    Also, it appears the Dodgers will not re-sign Nomar. How about a platoon with Nomar and Branyan at 3rd next year? A one-year contract for 5 mill. plus incentives might get it done. Sounds like a lot for a guy who is old and often injured but it sure has paid dividends for the Athletics with Frank Thomas. Piazza and Nomar on the same team, one-year contracts and time for our minor leaguers to develop. Just an idea.

  39. I like the Nomar idea of a platoon if the price is right. I’m thinking he’ll want a longer deal, though.

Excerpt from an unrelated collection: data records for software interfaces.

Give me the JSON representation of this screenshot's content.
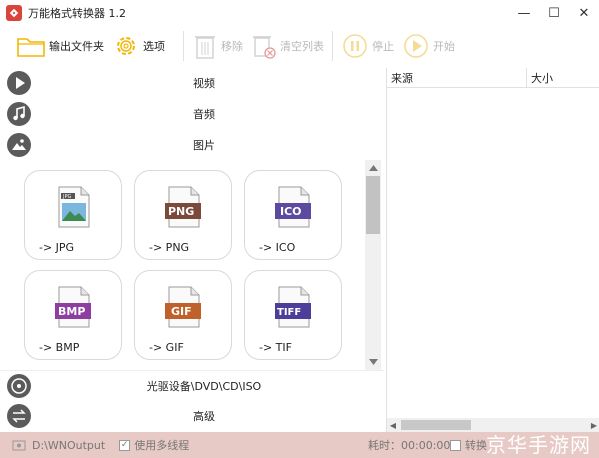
{
  "window": {
    "title": "万能格式转换器 1.2",
    "controls": {
      "minimize": "—",
      "maximize": "☐",
      "close": "✕"
    }
  },
  "toolbar": {
    "output_folder": "输出文件夹",
    "options": "选项",
    "remove": "移除",
    "clear_list": "清空列表",
    "stop": "停止",
    "start": "开始"
  },
  "categories": {
    "video": "视频",
    "audio": "音频",
    "image": "图片",
    "disc": "光驱设备\\DVD\\CD\\ISO",
    "advanced": "高级"
  },
  "formats": [
    {
      "badge": "JPG",
      "caption": "-> JPG",
      "color": "#3a6fb0"
    },
    {
      "badge": "PNG",
      "caption": "-> PNG",
      "color": "#7b4a3b"
    },
    {
      "badge": "ICO",
      "caption": "-> ICO",
      "color": "#5b4aa0"
    },
    {
      "badge": "BMP",
      "caption": "-> BMP",
      "color": "#8e3ea0"
    },
    {
      "badge": "GIF",
      "caption": "-> GIF",
      "color": "#c0612b"
    },
    {
      "badge": "TIFF",
      "caption": "-> TIF",
      "color": "#4d3e9a"
    }
  ],
  "file_list": {
    "columns": [
      "来源",
      "大小"
    ]
  },
  "status": {
    "output_path": "D:\\WNOutput",
    "multithread_label": "使用多线程",
    "elapsed": "耗时：00:00:00",
    "convert_label": "转换",
    "watermark": "京华手游网"
  },
  "colors": {
    "accent": "#f2b705",
    "statusbar": "#e7c9c5",
    "logo": "#d9453b"
  }
}
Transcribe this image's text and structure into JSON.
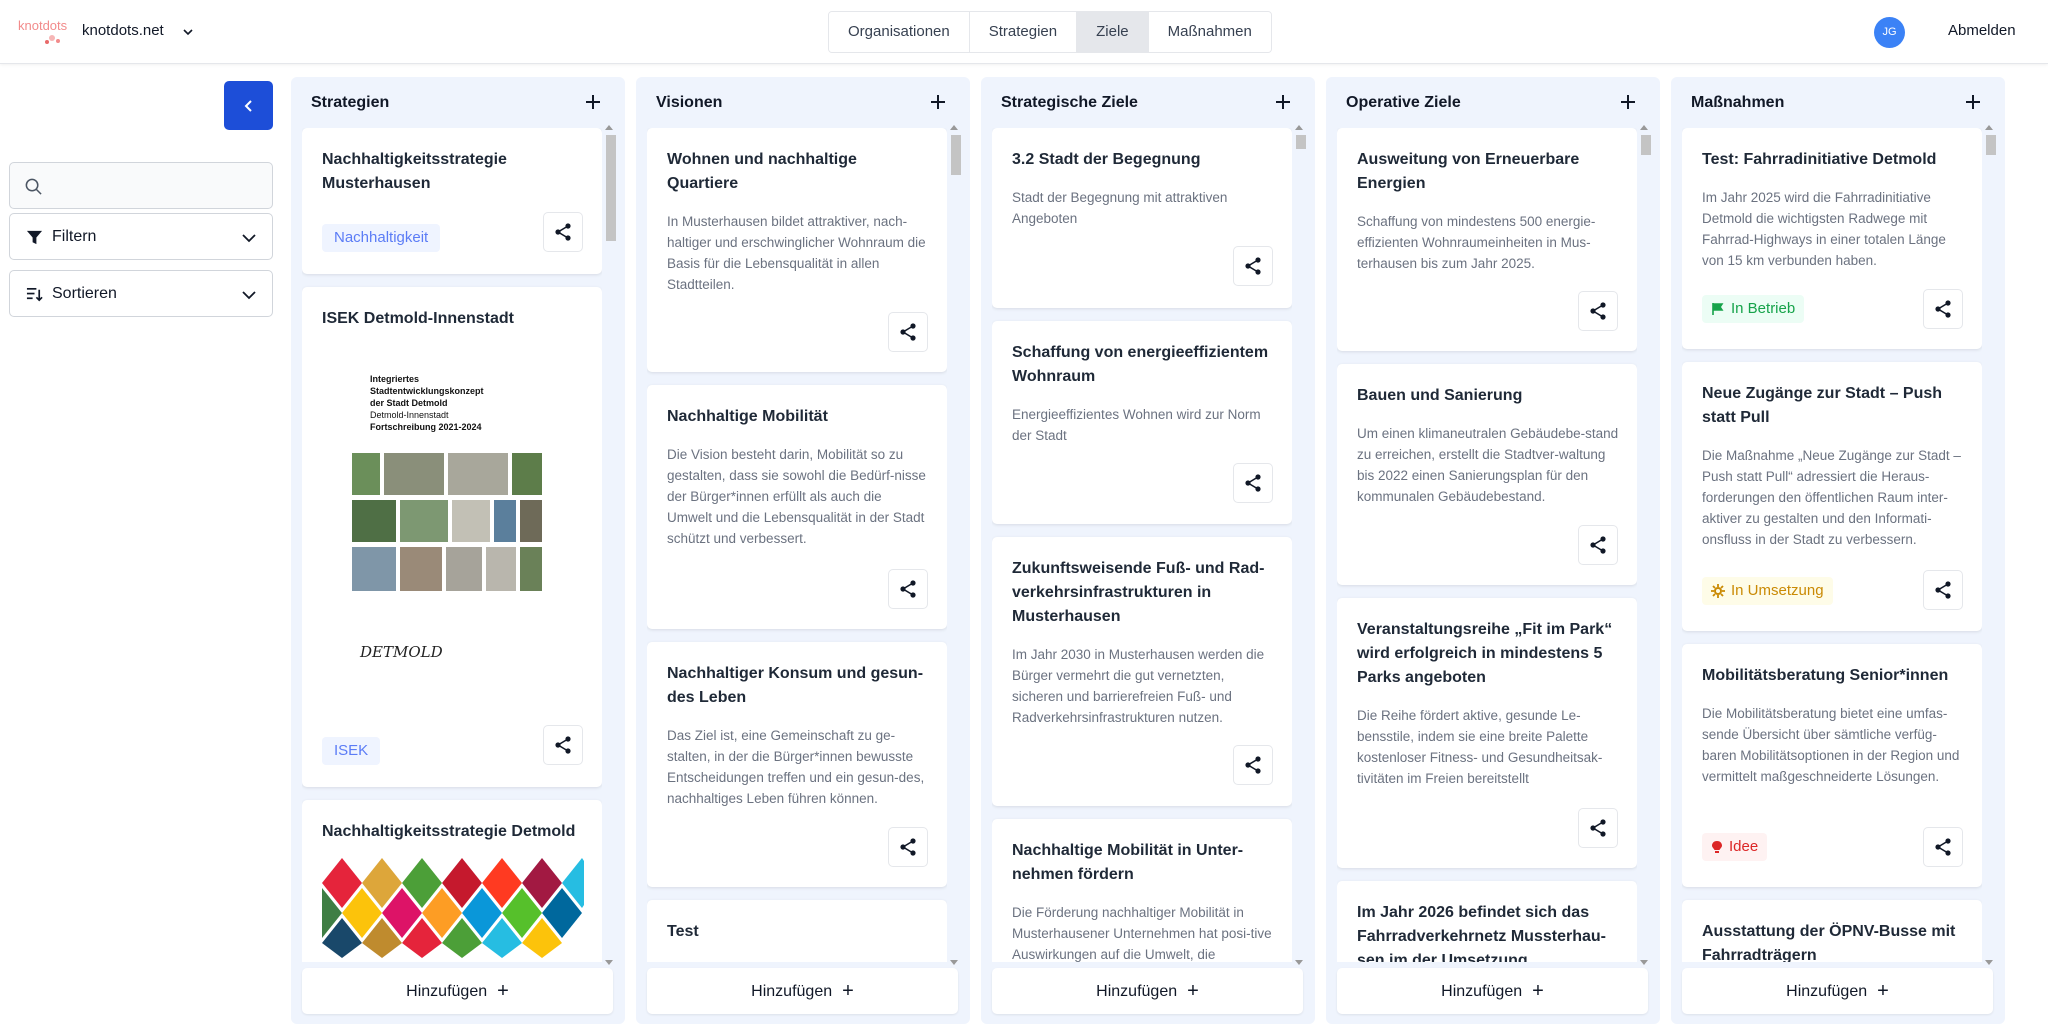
{
  "header": {
    "brand": "knotdots.net",
    "logo_text": "knotdots",
    "nav": [
      "Organisationen",
      "Strategien",
      "Ziele",
      "Maßnahmen"
    ],
    "nav_active": "Ziele",
    "avatar_initials": "JG",
    "logout_label": "Abmelden"
  },
  "sidebar": {
    "search_value": "",
    "filter_label": "Filtern",
    "sort_label": "Sortieren"
  },
  "columns": {
    "strategies": {
      "title": "Strategien",
      "add_label": "Hinzufügen",
      "cards": [
        {
          "title": "Nachhaltigkeitsstrategie Musterhausen",
          "tag": "Nachhaltigkeit"
        },
        {
          "title": "ISEK Detmold-Innenstadt",
          "tag": "ISEK",
          "cover_lines": [
            "Integriertes",
            "Stadtentwicklungskonzept",
            "der Stadt Detmold",
            "Detmold-Innenstadt",
            "Fortschreibung 2021-2024"
          ],
          "cover_logo": "DETMOLD"
        },
        {
          "title": "Nachhaltigkeitsstrategie Detmold"
        }
      ]
    },
    "visions": {
      "title": "Visionen",
      "add_label": "Hinzufügen",
      "cards": [
        {
          "title": "Wohnen und nachhaltige Quartiere",
          "desc": "In Musterhausen bildet attraktiver, nach-haltiger und erschwinglicher Wohnraum die Basis für die Lebensqualität in allen Stadtteilen."
        },
        {
          "title": "Nachhaltige Mobilität",
          "desc": "Die Vision besteht darin, Mobilität so zu gestalten, dass sie sowohl die Bedürf-nisse der Bürger*innen erfüllt als auch die Umwelt und die Lebensqualität in der Stadt schützt und verbessert."
        },
        {
          "title": "Nachhaltiger Konsum und gesun-des Leben",
          "desc": "Das Ziel ist, eine Gemeinschaft zu ge-stalten, in der die Bürger*innen bewusste Entscheidungen treffen und ein gesun-des, nachhaltiges Leben führen können."
        },
        {
          "title": "Test"
        }
      ]
    },
    "strategic_goals": {
      "title": "Strategische Ziele",
      "add_label": "Hinzufügen",
      "cards": [
        {
          "title": "3.2 Stadt der Begegnung",
          "desc": "Stadt der Begegnung mit attraktiven Angeboten"
        },
        {
          "title": "Schaffung von energieeffizientem Wohnraum",
          "desc": "Energieeffizientes Wohnen wird zur Norm der Stadt"
        },
        {
          "title": "Zukunftsweisende Fuß- und Rad-verkehrsinfrastrukturen in Musterhausen",
          "desc": "Im Jahr 2030 in Musterhausen werden die Bürger vermehrt die gut vernetzten, sicheren und barrierefreien Fuß- und Radverkehrsinfrastrukturen nutzen."
        },
        {
          "title": "Nachhaltige Mobilität in Unter-nehmen fördern",
          "desc": "Die Förderung nachhaltiger Mobilität in Musterhausener Unternehmen hat posi-tive Auswirkungen auf die Umwelt, die"
        }
      ]
    },
    "operative_goals": {
      "title": "Operative Ziele",
      "add_label": "Hinzufügen",
      "cards": [
        {
          "title": "Ausweitung von Erneuerbare Energien",
          "desc": "Schaffung von mindestens 500 energie-effizienten Wohnraumeinheiten in Mus-terhausen bis zum Jahr 2025."
        },
        {
          "title": "Bauen und Sanierung",
          "desc": "Um einen klimaneutralen Gebäudebe-stand zu erreichen, erstellt die Stadtver-waltung bis 2022 einen Sanierungsplan für den kommunalen Gebäudebestand."
        },
        {
          "title": "Veranstaltungsreihe „Fit im Park“ wird erfolgreich in mindestens 5 Parks angeboten",
          "desc": "Die Reihe fördert aktive, gesunde Le-bensstile, indem sie eine breite Palette kostenloser Fitness- und Gesundheitsak-tivitäten im Freien bereitstellt"
        },
        {
          "title": "Im Jahr 2026 befindet sich das Fahrradverkehrnetz Mussterhau-sen im der Umsetzung"
        }
      ]
    },
    "measures": {
      "title": "Maßnahmen",
      "add_label": "Hinzufügen",
      "cards": [
        {
          "title": "Test: Fahrradinitiative Detmold",
          "desc": "Im Jahr 2025 wird die Fahrradinitiative Detmold die wichtigsten Radwege mit Fahrrad-Highways in einer totalen Länge von 15 km verbunden haben.",
          "status": "In Betrieb",
          "status_color": "#16a34a"
        },
        {
          "title": "Neue Zugänge zur Stadt – Push statt Pull",
          "desc": "Die Maßnahme „Neue Zugänge zur Stadt – Push statt Pull“ adressiert die Heraus-forderungen den öffentlichen Raum inter-aktiver zu gestalten und den Informati-onsfluss in der Stadt zu verbessern.",
          "status": "In Umsetzung",
          "status_color": "#ca8a04"
        },
        {
          "title": "Mobilitätsberatung Senior*innen",
          "desc": "Die Mobilitätsberatung bietet eine umfas-sende Übersicht über sämtliche verfüg-baren Mobilitätsoptionen in der Region und vermittelt maßgeschneiderte Lösungen.",
          "status": "Idee",
          "status_color": "#dc2626"
        },
        {
          "title": "Ausstattung der ÖPNV-Busse mit Fahrradträgern"
        }
      ]
    }
  },
  "colors": {
    "accent": "#1d4ed8",
    "column_bg": "#eff4fd",
    "avatar": "#3b82f6"
  }
}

    Somebody translate this, please? Although, I get the first one.


  40. I am echoing The Fathers sentiments on yesterday’s IGD post (#639):
    If the Pads would have released Bellhorn, like they should have done, this situation would not have occured.

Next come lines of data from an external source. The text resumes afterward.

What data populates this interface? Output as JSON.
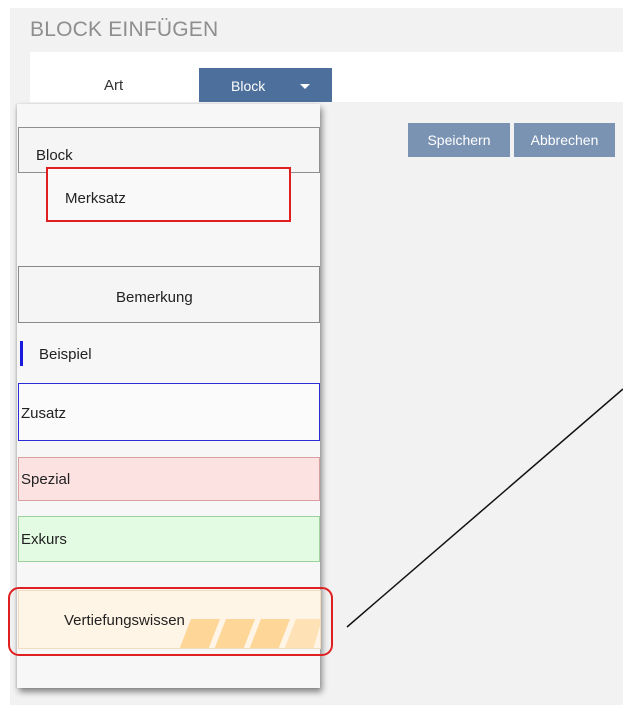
{
  "page": {
    "title": "BLOCK EINFÜGEN"
  },
  "form": {
    "art_label": "Art",
    "type_select": {
      "value": "Block"
    }
  },
  "actions": {
    "save_label": "Speichern",
    "cancel_label": "Abbrechen"
  },
  "dropdown": {
    "options": [
      {
        "label": "Block"
      },
      {
        "label": "Merksatz"
      },
      {
        "label": "Bemerkung"
      },
      {
        "label": "Beispiel"
      },
      {
        "label": "Zusatz"
      },
      {
        "label": "Spezial"
      },
      {
        "label": "Exkurs"
      },
      {
        "label": "Vertiefungswissen"
      }
    ]
  },
  "colors": {
    "select_bg": "#4d6f9c",
    "button_bg": "#7b93b3",
    "highlight": "#e02020",
    "beispiel_bar": "#1a1adc",
    "zusatz_border": "#2a2ad8",
    "spezial_bg": "#fde2e2",
    "exkurs_bg": "#e3fbe3",
    "vertiefung_bg": "#fff5e6"
  }
}
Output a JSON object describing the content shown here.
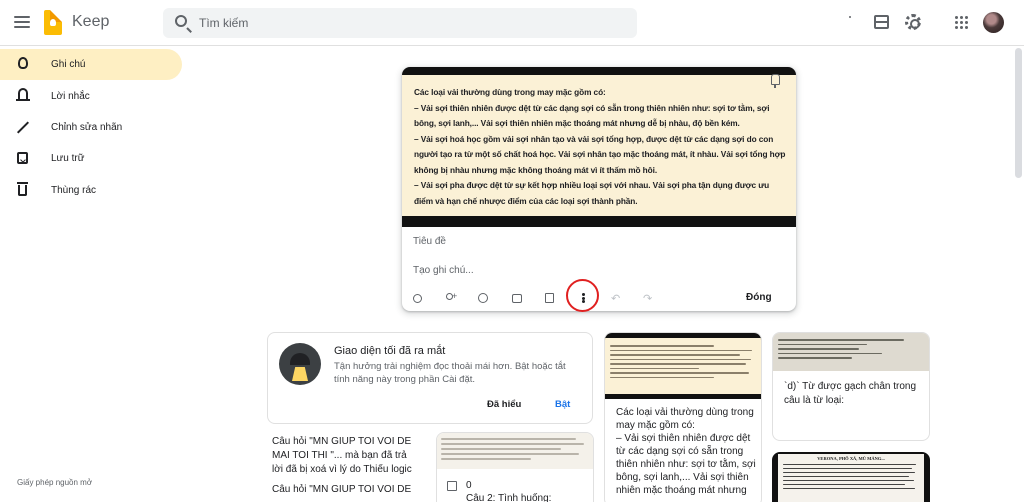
{
  "app": {
    "title": "Keep"
  },
  "search": {
    "placeholder": "Tìm kiếm"
  },
  "sidebar": {
    "items": [
      {
        "label": "Ghi chú",
        "icon": "lightbulb-icon",
        "active": true
      },
      {
        "label": "Lời nhắc",
        "icon": "bell-icon"
      },
      {
        "label": "Chỉnh sửa nhãn",
        "icon": "pencil-icon"
      },
      {
        "label": "Lưu trữ",
        "icon": "archive-icon"
      },
      {
        "label": "Thùng rác",
        "icon": "trash-icon"
      }
    ],
    "footer_link": "Giấy phép nguồn mở"
  },
  "editor": {
    "image_text": [
      "Các loại vải thường dùng trong may mặc gồm có:",
      "– Vải sợi thiên nhiên được dệt từ các dạng sợi có sẵn trong thiên nhiên như: sợi tơ tằm, sợi bông, sợi lanh,... Vải sợi thiên nhiên mặc thoáng mát nhưng dễ bị nhàu, độ bền kém.",
      "– Vải sợi hoá học gồm vải sợi nhân tạo và vải sợi tổng hợp, được dệt từ các dạng sợi do con người tạo ra từ một số chất hoá học. Vải sợi nhân tạo mặc thoáng mát, ít nhàu. Vải sợi tổng hợp không bị nhàu nhưng mặc không thoáng mát vì ít thấm mồ hôi.",
      "– Vải sợi pha được dệt từ sự kết hợp nhiều loại sợi với nhau. Vải sợi pha tận dụng được ưu điểm và hạn chế nhược điểm của các loại sợi thành phần."
    ],
    "title_placeholder": "Tiêu đề",
    "body_placeholder": "Tạo ghi chú...",
    "close_label": "Đóng",
    "highlight_color": "#e02020"
  },
  "promo": {
    "title": "Giao diện tối đã ra mắt",
    "text": "Tận hưởng trải nghiệm đọc thoải mái hơn. Bật hoặc tắt tính năng này trong phần Cài đặt.",
    "dismiss_label": "Đã hiểu",
    "open_label": "Bật"
  },
  "notes": [
    {
      "text": "Câu hỏi \"MN GIUP TOI VOI DE MAI TOI THI \"... mà bạn đã trả lời đã bị xoá vì lý do Thiếu logic",
      "text2": "Câu hỏi \"MN GIUP TOI VOI DE"
    },
    {
      "check_label": "0",
      "line2": "Câu 2: Tình huống:"
    },
    {
      "text": "Các loại vải thường dùng trong may mặc gồm có:\n– Vải sợi thiên nhiên được dệt từ các dạng sợi có sẵn trong thiên nhiên như: sợi tơ tằm, sợi bông, sợi lanh,... Vải sợi thiên nhiên mặc thoáng mát nhưng"
    },
    {
      "text": "`d)` Từ được gạch chân trong câu là từ loại:"
    },
    {
      "header": "VERONA, PHỐ XÁ, MÙ MẢNG..."
    }
  ],
  "colors": {
    "accent": "#fbbc04",
    "active_nav": "#feefc3",
    "link": "#1a73e8"
  }
}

    Another thought: If you’re going to put the guy on the postseason roster, how about trying to get him more than 1 AB the last three weeks of the season?

  41. 91, love the cartoon. I don’t know at all what it means … but it just looks cool.

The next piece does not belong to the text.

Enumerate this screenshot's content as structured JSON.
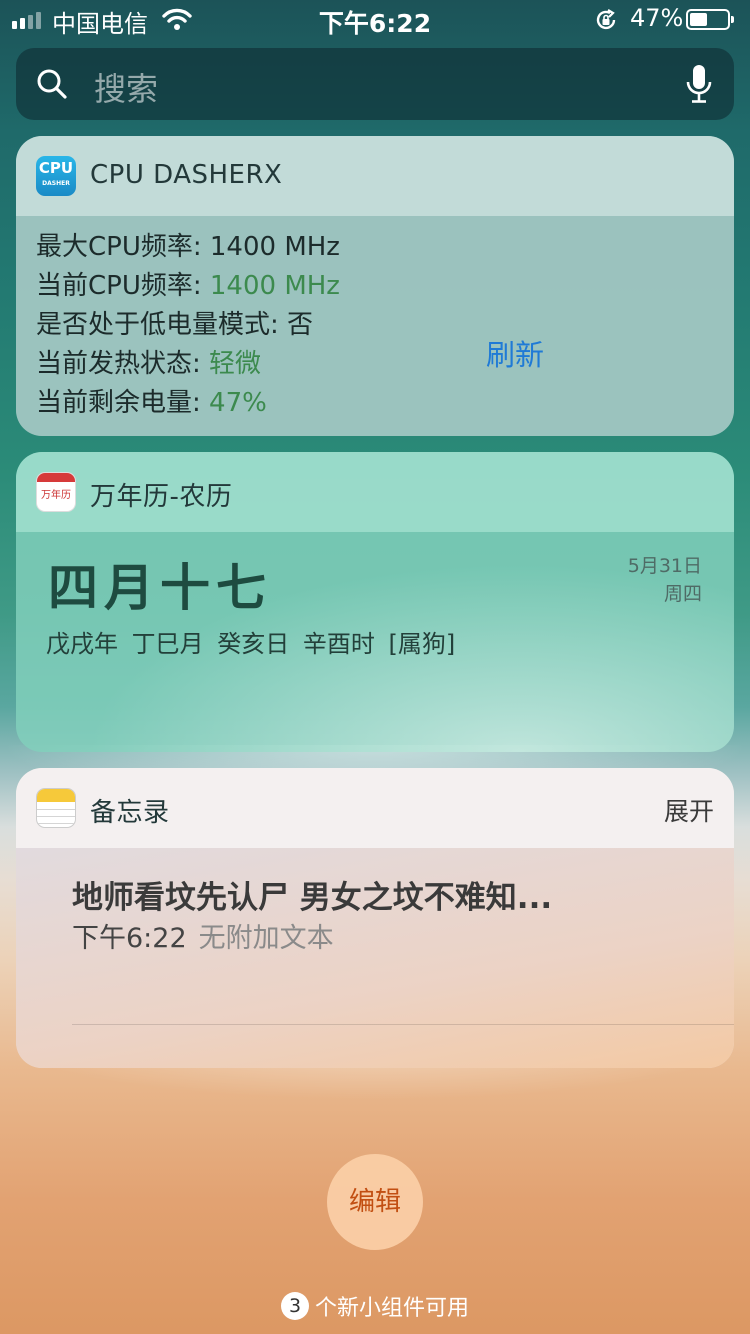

  42. 91: That is an awesome link. Like you I don’t understand it beyond Pujols pulling the load for the Cardinals.

    Thomas was signed by the A’s for 500,000 plus incentives. $5 mil is a lot more to pay. But I’m not against the idea of bringing in Nomar, even though I currently hate the guy.

  43. Is that a Nomar to play 3B ?

  44. I actually disagree on the Bellhorn case… Look at how poorly the team played after Castilla was released. Who knows if the team would have gone into some kind of psychological tailspin if they lost another “clubhouse” guy?

    Now that being the case, Towers should have ordered Bochy to keep Bellhorn off the roster, but we all know KT & Boch don’t work that way…

    I was talking to Paul R., an occassional poster here, today and he had a great off-season potential signing… Gary Sheffield. We talked about it for several minutes. Here are some of the high points:

    1. That bat is still potent. Assuming we re-sign Piazza we could send out the following lineup:

    RF Giles (L)
    2B Barfield (R)
    LF Sheffield (R)
    1B Gonzales (L)
    C Piazza/Bard (R/S)
    3B Branyan (L)
    CF Cameron (R)
    SS Greene (R)

    That’s quite a lineup (and not quite so prone to a strong LOOGY)

    2. Sheffield would probably be relatively inexpensive ($15-18 for 2 years).

    3. Sheffield would probably WANT to prove he can still hit; still carry a lineup… San Diego would allow him to come to “home” essentially (he came up with the Brewers, but Sheff wasn’t an established MLB’er until he got here. Furthermore, he left L.A. with more angst than he left any other team. Coming here would be a chance to stick it to the Dodgers again. Lastly, with Matsui-Damon-Abreu it’s unlikely he can start in NY unless he improves dramatically as a 1B…

    4. He’s been a malcontent sure, but he has NEVER been a bad seed the 1st year of a contract (if he’s an issue next year, his bat should be good enough you could trade him).

    5. I tend to lean towards the stat-side of the argument (slightly, consistently, but only slightly-I’m not a hard-core stat-head)… Anyway, despite what all the stats say (about PETCO harming right-hand hitters more than left-handers, I think Sheffield would wear out the Western Metal Co. Building (as would Soriano, but Sheff would come cheaper)…

    It’s elegant. I LOVE the idea…

  45. I’ve long-said that ff we did change managers this offseason, I’d want the manager search to start and end w/ Larry Dierker…

    Here’s Larry’s ‘blog – this guy is super-intelligent.


  46. Sheffield is interesting. Is there enough of a spotlight in San Diego for Sheff and his ego? He’s pretty much a dead pull hitter. I think that kind of hitter can do well at Petco, it’s the gap hitters that have trouble. If he hits a few homers in the post season I think he’ll get closer to $10 million a year and it’s unlikely the Padres would spend that much on an older guy.

    But what about Giles hitting leadoff? He can’t really steal bases but maybe that’s a good thing. Aside from the OBP his best offensive skill is breaking up the double play, also useful for a leadoff hitter. The purist in me wants a Dave Roberts type but maybe Giles is a better choice.

  47. Taking into account platoon splits, playing time and injuries, the batting order I’d like to see Bochy use tomorrow is:


    I hate Jeff Brantley.